→ Web page and app entries:
····················
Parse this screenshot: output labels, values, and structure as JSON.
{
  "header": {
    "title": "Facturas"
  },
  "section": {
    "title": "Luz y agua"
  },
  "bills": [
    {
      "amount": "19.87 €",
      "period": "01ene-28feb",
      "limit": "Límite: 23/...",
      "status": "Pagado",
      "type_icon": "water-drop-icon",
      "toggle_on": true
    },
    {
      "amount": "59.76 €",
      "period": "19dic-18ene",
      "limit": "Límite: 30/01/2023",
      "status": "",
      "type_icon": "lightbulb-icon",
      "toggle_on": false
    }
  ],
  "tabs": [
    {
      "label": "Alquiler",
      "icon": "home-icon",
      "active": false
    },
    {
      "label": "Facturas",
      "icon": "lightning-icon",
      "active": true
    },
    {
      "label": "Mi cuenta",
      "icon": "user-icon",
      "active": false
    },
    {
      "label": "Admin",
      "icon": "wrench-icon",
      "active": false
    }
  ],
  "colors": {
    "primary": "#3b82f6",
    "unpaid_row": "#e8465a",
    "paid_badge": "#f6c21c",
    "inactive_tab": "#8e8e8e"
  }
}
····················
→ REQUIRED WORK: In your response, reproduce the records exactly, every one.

→ ANSWER BELOW:
Parse this screenshot: output labels, values, and structure as JSON.
{
  "header": {
    "title": "Facturas"
  },
  "section": {
    "title": "Luz y agua"
  },
  "bills": [
    {
      "amount": "19.87 €",
      "period": "01ene-28feb",
      "limit": "Límite: 23/...",
      "status": "Pagado",
      "type_icon": "water-drop-icon",
      "toggle_on": true
    },
    {
      "amount": "59.76 €",
      "period": "19dic-18ene",
      "limit": "Límite: 30/01/2023",
      "status": "",
      "type_icon": "lightbulb-icon",
      "toggle_on": false
    }
  ],
  "tabs": [
    {
      "label": "Alquiler",
      "icon": "home-icon",
      "active": false
    },
    {
      "label": "Facturas",
      "icon": "lightning-icon",
      "active": true
    },
    {
      "label": "Mi cuenta",
      "icon": "user-icon",
      "active": false
    },
    {
      "label": "Admin",
      "icon": "wrench-icon",
      "active": false
    }
  ],
  "colors": {
    "primary": "#3b82f6",
    "unpaid_row": "#e8465a",
    "paid_badge": "#f6c21c",
    "inactive_tab": "#8e8e8e"
  }
}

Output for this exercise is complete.